(Component data from apps and pages)
───
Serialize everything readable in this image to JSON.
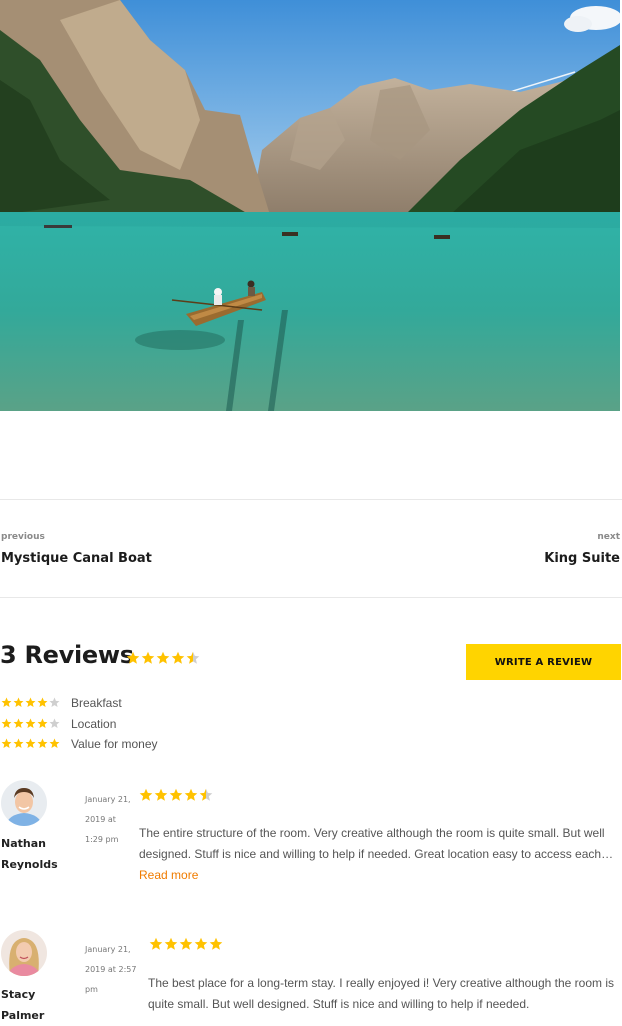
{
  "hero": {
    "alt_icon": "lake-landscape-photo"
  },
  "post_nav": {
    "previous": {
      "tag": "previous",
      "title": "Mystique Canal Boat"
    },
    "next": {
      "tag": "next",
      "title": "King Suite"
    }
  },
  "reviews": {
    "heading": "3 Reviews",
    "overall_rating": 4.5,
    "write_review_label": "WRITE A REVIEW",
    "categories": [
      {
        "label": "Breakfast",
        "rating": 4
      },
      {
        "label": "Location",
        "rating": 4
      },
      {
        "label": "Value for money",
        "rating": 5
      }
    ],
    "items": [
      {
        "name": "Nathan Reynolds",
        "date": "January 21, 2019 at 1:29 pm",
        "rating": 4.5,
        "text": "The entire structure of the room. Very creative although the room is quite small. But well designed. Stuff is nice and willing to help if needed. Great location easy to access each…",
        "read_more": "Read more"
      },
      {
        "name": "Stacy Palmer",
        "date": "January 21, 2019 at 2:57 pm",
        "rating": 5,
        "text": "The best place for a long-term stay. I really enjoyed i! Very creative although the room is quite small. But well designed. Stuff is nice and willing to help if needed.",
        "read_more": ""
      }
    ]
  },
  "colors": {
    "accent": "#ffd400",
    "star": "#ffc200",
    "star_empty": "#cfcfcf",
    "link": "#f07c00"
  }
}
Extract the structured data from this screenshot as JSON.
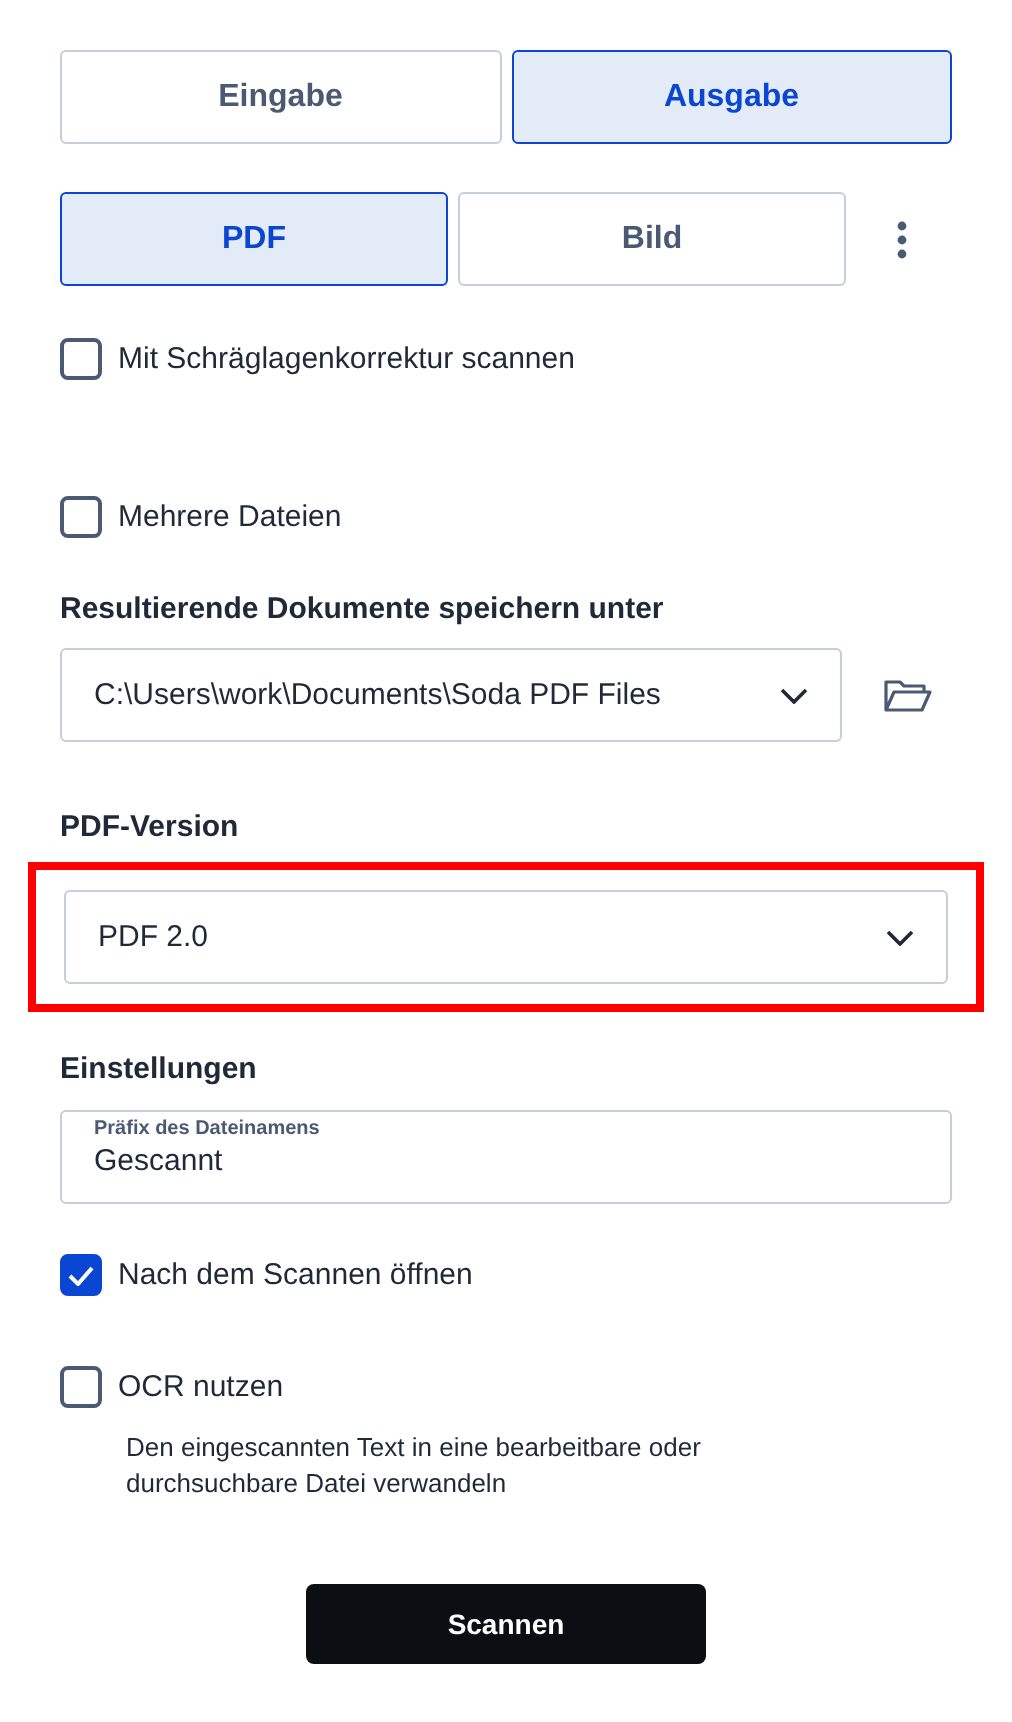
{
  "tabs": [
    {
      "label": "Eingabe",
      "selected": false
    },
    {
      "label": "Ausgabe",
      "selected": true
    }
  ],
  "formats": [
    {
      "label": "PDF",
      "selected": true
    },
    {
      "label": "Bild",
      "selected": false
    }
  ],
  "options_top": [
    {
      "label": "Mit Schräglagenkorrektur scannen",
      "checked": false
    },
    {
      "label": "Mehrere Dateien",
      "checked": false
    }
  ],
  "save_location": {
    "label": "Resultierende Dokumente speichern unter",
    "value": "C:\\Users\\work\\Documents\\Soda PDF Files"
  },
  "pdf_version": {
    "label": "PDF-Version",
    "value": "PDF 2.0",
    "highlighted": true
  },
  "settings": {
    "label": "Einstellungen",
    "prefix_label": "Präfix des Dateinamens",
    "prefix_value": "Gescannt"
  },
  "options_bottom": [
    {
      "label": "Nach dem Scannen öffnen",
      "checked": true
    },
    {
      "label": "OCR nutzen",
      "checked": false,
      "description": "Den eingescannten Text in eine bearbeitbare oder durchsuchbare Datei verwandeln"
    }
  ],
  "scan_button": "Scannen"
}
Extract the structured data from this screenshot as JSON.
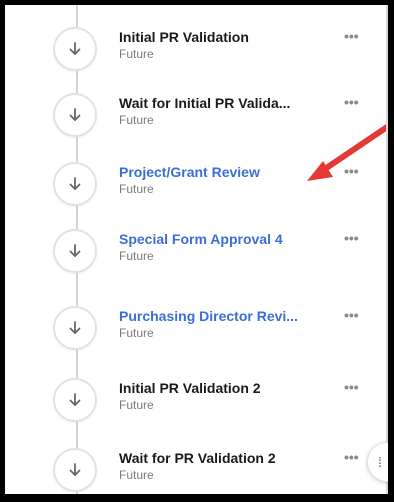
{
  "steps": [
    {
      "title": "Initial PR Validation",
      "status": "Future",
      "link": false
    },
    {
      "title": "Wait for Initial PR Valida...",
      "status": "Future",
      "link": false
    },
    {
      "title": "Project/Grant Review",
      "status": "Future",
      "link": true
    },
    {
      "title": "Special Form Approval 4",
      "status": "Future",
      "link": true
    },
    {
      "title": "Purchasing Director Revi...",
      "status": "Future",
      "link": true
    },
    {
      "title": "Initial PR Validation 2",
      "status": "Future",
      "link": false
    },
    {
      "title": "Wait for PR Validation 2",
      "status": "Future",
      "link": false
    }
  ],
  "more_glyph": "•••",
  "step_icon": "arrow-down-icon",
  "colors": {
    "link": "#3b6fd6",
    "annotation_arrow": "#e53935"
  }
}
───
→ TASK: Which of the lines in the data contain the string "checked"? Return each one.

→ RESPONSE TO THE EXERCISE:
      "checked": false
      "checked": false
      "checked": true
      "checked": false,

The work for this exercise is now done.